**Work to complete:**
Word for word, repeat all of the entries.

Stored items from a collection
▶

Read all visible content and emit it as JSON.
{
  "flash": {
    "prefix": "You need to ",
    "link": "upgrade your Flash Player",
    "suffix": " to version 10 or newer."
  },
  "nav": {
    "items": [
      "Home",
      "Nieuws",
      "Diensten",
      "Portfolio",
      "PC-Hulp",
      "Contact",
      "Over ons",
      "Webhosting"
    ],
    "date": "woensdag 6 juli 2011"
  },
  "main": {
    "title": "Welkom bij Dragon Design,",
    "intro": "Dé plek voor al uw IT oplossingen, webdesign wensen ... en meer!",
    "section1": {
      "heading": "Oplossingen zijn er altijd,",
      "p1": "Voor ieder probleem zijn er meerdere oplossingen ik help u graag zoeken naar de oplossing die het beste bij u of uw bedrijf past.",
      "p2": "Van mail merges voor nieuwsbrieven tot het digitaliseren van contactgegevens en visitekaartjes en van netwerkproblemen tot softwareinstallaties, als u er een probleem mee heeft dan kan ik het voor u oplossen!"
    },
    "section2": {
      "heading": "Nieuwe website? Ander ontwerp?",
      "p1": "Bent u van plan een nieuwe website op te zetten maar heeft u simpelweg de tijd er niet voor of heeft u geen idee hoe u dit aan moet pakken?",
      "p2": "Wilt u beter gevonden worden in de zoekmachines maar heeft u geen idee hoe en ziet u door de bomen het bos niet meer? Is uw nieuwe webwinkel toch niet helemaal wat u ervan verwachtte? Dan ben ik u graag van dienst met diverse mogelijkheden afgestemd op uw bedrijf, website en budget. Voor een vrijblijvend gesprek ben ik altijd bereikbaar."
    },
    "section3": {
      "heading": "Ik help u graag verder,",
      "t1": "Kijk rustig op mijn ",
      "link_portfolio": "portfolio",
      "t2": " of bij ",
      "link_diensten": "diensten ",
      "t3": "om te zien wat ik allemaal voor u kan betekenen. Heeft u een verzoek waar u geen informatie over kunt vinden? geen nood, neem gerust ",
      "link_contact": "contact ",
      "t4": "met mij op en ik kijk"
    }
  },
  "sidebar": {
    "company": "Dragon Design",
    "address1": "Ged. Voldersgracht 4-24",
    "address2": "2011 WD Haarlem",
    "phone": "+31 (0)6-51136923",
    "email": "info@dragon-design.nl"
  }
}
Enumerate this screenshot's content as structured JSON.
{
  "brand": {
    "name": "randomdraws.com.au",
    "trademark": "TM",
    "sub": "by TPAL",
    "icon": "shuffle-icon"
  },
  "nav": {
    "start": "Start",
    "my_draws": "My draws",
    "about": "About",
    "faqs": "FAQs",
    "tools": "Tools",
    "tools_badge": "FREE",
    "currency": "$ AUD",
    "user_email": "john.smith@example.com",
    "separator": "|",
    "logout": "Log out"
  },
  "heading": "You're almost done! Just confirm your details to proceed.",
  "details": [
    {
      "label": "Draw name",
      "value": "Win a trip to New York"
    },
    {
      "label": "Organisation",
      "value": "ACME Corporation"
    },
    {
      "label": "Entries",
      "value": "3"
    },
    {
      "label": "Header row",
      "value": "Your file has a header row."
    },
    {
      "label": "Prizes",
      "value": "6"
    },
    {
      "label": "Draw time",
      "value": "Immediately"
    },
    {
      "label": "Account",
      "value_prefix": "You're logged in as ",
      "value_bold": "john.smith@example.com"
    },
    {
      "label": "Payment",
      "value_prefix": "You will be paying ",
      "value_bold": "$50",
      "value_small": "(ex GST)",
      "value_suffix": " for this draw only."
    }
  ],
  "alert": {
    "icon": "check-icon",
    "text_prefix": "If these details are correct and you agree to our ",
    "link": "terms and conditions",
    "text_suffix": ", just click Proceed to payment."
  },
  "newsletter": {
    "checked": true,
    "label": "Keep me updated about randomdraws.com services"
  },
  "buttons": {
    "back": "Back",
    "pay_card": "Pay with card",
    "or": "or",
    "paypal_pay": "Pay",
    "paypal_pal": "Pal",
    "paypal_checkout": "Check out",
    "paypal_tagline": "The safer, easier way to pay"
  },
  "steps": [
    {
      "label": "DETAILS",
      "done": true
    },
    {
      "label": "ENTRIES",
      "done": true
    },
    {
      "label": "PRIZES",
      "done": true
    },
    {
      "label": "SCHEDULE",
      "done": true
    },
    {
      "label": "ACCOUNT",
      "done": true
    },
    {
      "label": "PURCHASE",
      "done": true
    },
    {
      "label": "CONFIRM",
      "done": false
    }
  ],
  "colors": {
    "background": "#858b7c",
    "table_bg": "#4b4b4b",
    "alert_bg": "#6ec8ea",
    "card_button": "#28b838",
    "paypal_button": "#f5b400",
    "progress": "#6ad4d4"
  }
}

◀

**Task result:**
Read all visible content and emit it as JSON.
{
  "flash": {
    "prefix": "You need to ",
    "link": "upgrade your Flash Player",
    "suffix": " to version 10 or newer."
  },
  "nav": {
    "items": [
      "Home",
      "Nieuws",
      "Diensten",
      "Portfolio",
      "PC-Hulp",
      "Contact",
      "Over ons",
      "Webhosting"
    ],
    "date": "woensdag 6 juli 2011"
  },
  "main": {
    "title": "Welkom bij Dragon Design,",
    "intro": "Dé plek voor al uw IT oplossingen, webdesign wensen ... en meer!",
    "section1": {
      "heading": "Oplossingen zijn er altijd,",
      "p1": "Voor ieder probleem zijn er meerdere oplossingen ik help u graag zoeken naar de oplossing die het beste bij u of uw bedrijf past.",
      "p2": "Van mail merges voor nieuwsbrieven tot het digitaliseren van contactgegevens en visitekaartjes en van netwerkproblemen tot softwareinstallaties, als u er een probleem mee heeft dan kan ik het voor u oplossen!"
    },
    "section2": {
      "heading": "Nieuwe website? Ander ontwerp?",
      "p1": "Bent u van plan een nieuwe website op te zetten maar heeft u simpelweg de tijd er niet voor of heeft u geen idee hoe u dit aan moet pakken?",
      "p2": "Wilt u beter gevonden worden in de zoekmachines maar heeft u geen idee hoe en ziet u door de bomen het bos niet meer? Is uw nieuwe webwinkel toch niet helemaal wat u ervan verwachtte? Dan ben ik u graag van dienst met diverse mogelijkheden afgestemd op uw bedrijf, website en budget. Voor een vrijblijvend gesprek ben ik altijd bereikbaar."
    },
    "section3": {
      "heading": "Ik help u graag verder,",
      "t1": "Kijk rustig op mijn ",
      "link_portfolio": "portfolio",
      "t2": " of bij ",
      "link_diensten": "diensten ",
      "t3": "om te zien wat ik allemaal voor u kan betekenen. Heeft u een verzoek waar u geen informatie over kunt vinden? geen nood, neem gerust ",
      "link_contact": "contact ",
      "t4": "met mij op en ik kijk"
    }
  },
  "sidebar": {
    "company": "Dragon Design",
    "address1": "Ged. Voldersgracht 4-24",
    "address2": "2011 WD Haarlem",
    "phone": "+31 (0)6-51136923",
    "email": "info@dragon-design.nl"
  }
}
Enumerate this screenshot's content as structured JSON.
{
  "brand": {
    "name": "randomdraws.com.au",
    "trademark": "TM",
    "sub": "by TPAL",
    "icon": "shuffle-icon"
  },
  "nav": {
    "start": "Start",
    "my_draws": "My draws",
    "about": "About",
    "faqs": "FAQs",
    "tools": "Tools",
    "tools_badge": "FREE",
    "currency": "$ AUD",
    "user_email": "john.smith@example.com",
    "separator": "|",
    "logout": "Log out"
  },
  "heading": "You're almost done! Just confirm your details to proceed.",
  "details": [
    {
      "label": "Draw name",
      "value": "Win a trip to New York"
    },
    {
      "label": "Organisation",
      "value": "ACME Corporation"
    },
    {
      "label": "Entries",
      "value": "3"
    },
    {
      "label": "Header row",
      "value": "Your file has a header row."
    },
    {
      "label": "Prizes",
      "value": "6"
    },
    {
      "label": "Draw time",
      "value": "Immediately"
    },
    {
      "label": "Account",
      "value_prefix": "You're logged in as ",
      "value_bold": "john.smith@example.com"
    },
    {
      "label": "Payment",
      "value_prefix": "You will be paying ",
      "value_bold": "$50",
      "value_small": "(ex GST)",
      "value_suffix": " for this draw only."
    }
  ],
  "alert": {
    "icon": "check-icon",
    "text_prefix": "If these details are correct and you agree to our ",
    "link": "terms and conditions",
    "text_suffix": ", just click Proceed to payment."
  },
  "newsletter": {
    "checked": true,
    "label": "Keep me updated about randomdraws.com services"
  },
  "buttons": {
    "back": "Back",
    "pay_card": "Pay with card",
    "or": "or",
    "paypal_pay": "Pay",
    "paypal_pal": "Pal",
    "paypal_checkout": "Check out",
    "paypal_tagline": "The safer, easier way to pay"
  },
  "steps": [
    {
      "label": "DETAILS",
      "done": true
    },
    {
      "label": "ENTRIES",
      "done": true
    },
    {
      "label": "PRIZES",
      "done": true
    },
    {
      "label": "SCHEDULE",
      "done": true
    },
    {
      "label": "ACCOUNT",
      "done": true
    },
    {
      "label": "PURCHASE",
      "done": true
    },
    {
      "label": "CONFIRM",
      "done": false
    }
  ],
  "colors": {
    "background": "#858b7c",
    "table_bg": "#4b4b4b",
    "alert_bg": "#6ec8ea",
    "card_button": "#28b838",
    "paypal_button": "#f5b400",
    "progress": "#6ad4d4"
  }
}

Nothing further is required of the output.